This is the Granddaddy of them all. Hootsuite is arguably the best free tool available in all of Social Media. The first thing you should do after creating your Twitter account is immediately setup your Hootsuite account. Yes, it’s that good. Hootsuite allows you to manage, monitor, and schedule activity not only for Twitter, but platforms including Facebook, LinkedIn, and Foursquare.

Hootsuite allows you see multiple streams on one screen. For example, you can see your Twitter Home Feed (stream), sent tweets, mentions, and your tweets (retweeted) all on one screen. While the interface on Twitter isn’t that bad, you need to jump around in order to see all of this information. Hootsuite brings this efficiency right to your fingertips.


The free version of Tweepi allows you to flush followers that aren’t following you back. So let’s say after a month you are following 100 users. Tweepi will show you how many of those 100 are not following you. If there are 40 not following you and you want to unfollow, you can do so by using the “Flush” button. Tweepi provides a check box system where you can unfollow these people.

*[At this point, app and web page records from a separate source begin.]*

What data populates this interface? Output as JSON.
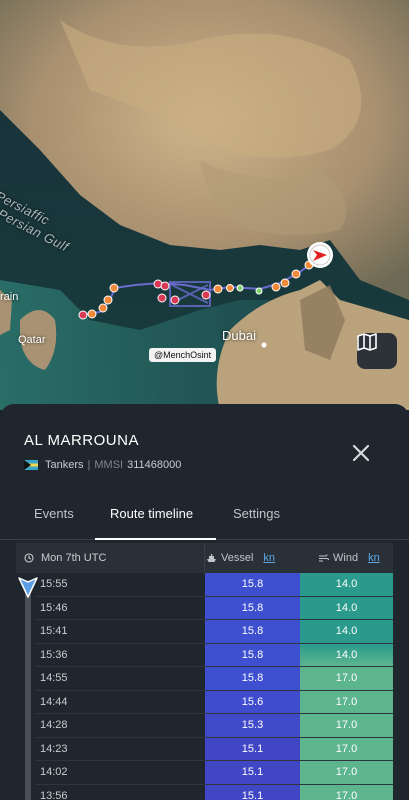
{
  "map": {
    "labels": {
      "gulf": "Persiaffic",
      "gulf2": "Persian Gulf",
      "dubai": "Dubai",
      "qatar": "Qatar",
      "bahrain": "rain",
      "credit": "@MenchOsint"
    },
    "layers_button_icon": "map-icon"
  },
  "vessel": {
    "name": "AL MARROUNA",
    "type": "Tankers",
    "mmsi_label": "MMSI",
    "mmsi": "311468000",
    "flag_icon": "bahamas-flag-icon"
  },
  "tabs": [
    {
      "label": "Events"
    },
    {
      "label": "Route timeline"
    },
    {
      "label": "Settings"
    }
  ],
  "timeline": {
    "date_header": "Mon 7th UTC",
    "vessel_header": "Vessel",
    "vessel_unit": "kn",
    "wind_header": "Wind",
    "wind_unit": "kn",
    "rows": [
      {
        "time": "15:55",
        "vessel": "15.8",
        "wind": "14.0"
      },
      {
        "time": "15:46",
        "vessel": "15.8",
        "wind": "14.0"
      },
      {
        "time": "15:41",
        "vessel": "15.8",
        "wind": "14.0"
      },
      {
        "time": "15:36",
        "vessel": "15.8",
        "wind": "14.0"
      },
      {
        "time": "14:55",
        "vessel": "15.8",
        "wind": "17.0"
      },
      {
        "time": "14:44",
        "vessel": "15.6",
        "wind": "17.0"
      },
      {
        "time": "14:28",
        "vessel": "15.3",
        "wind": "17.0"
      },
      {
        "time": "14:23",
        "vessel": "15.1",
        "wind": "17.0"
      },
      {
        "time": "14:02",
        "vessel": "15.1",
        "wind": "17.0"
      },
      {
        "time": "13:56",
        "vessel": "15.1",
        "wind": "17.0"
      }
    ]
  },
  "colors": {
    "vessel_cell": "#3e4fd0",
    "wind_14": "#2a9a8c",
    "wind_17": "#5db58e",
    "track_orange": "#f08a3a",
    "track_red": "#d83a55"
  }
}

This must be done individually because of the Twitter TOS (terms of service). For this example, that would be 40 checks. Tweepi also shows you people that are following you that you are not following back. You can follow them if you wish, using the same process. Tweepi offers a premium service for $7.49 and $14.99 per month that provides many bells and whistles that might be of interest as your Twitter account grows.


So you’ve created a Twitter account, now what do you Tweet? Topsy (recently purchased by Apple) is great source to uncover content that is trending on Twitter. I think Topsy flies under radar to most twitter veterans as I don’t see it mentioned often, but it really is a powerful resource. This real time search engine indexes and ranks search results based on the most influential conversations.

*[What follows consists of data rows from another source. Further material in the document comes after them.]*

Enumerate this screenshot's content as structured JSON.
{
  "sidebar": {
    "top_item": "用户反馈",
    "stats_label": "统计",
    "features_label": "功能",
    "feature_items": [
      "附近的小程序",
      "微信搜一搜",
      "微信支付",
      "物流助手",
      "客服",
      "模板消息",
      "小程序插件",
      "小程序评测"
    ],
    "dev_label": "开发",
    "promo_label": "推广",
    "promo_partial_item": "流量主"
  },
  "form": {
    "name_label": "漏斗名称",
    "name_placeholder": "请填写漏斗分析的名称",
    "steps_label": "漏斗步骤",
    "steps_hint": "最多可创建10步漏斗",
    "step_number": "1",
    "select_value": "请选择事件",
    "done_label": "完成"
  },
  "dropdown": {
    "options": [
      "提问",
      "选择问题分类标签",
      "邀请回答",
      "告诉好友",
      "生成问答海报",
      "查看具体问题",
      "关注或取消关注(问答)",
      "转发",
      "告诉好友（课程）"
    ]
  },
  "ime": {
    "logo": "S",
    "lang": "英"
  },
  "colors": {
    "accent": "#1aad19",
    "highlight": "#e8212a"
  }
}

While you can see most of your tweets that are retweeted through Hootsuite or Twitter itself, sometimes your tweet will lose the @name and thus not be tracked. Topsy solves that issue. You simply put the tweet in the search field and the number of retweets and who retweeted becomes transparent. Another value to Topsy is the ability to reply and retweet within Topsy. You can also follow people on Twitter through Topsy. Topsy easily connects to twitter making this painless.


This is one of the better Twitter Tools that I’ve seen. SocialBro is full of graphics and filters. It really drills down your Twitter universe. One recent feature is Real-time analytics. This shows you how many of your Twitter connections have tweeted in the last five minutes. It updates every ten seconds. SocialBro also suggests your best time to tweet during the course of the week with specific times. SocialBro has a lot of nuggets. For more detail check out, How many of your 100K+ Twitter Followers are Real?


– (Purchased by Moz) While the four twitter tools above all have free versions, TweetSpinner has a monthly fee ($15 or $22). It allows you to easily de-clutter your account based on filters you setup. It will generate a group of users you want to unfollow due to inactivity. You confirm these users will be unfollowed on twitter through the TweetSpinner site.

The other value it provides is keyword following and mimic following. So let’s say you want to follow someone that tweets about Social Media. You enter “Social Media” and it will find users that have tweeted about social media with a level follower to friend ratio, since these people are most apt to follow you back. You then use a check box system (similar to Tweepi) to choose the users you want to follow. It will automatically follow those users over the course the day. This is not a mass follow program. It’s a tool to find and follow people using keywords of your interest that have a balanced friend: follower ratio. I would only use this tool if you are serious about your Twitter account(s) and intend on being highly active.

There are hundreds of Twitter Tools out there. While there are others that are noteworthy, I have no doubt you’ll find these 6 very useful in managing your accounts. Twitter veterans, “What twitter tools do you swear by?”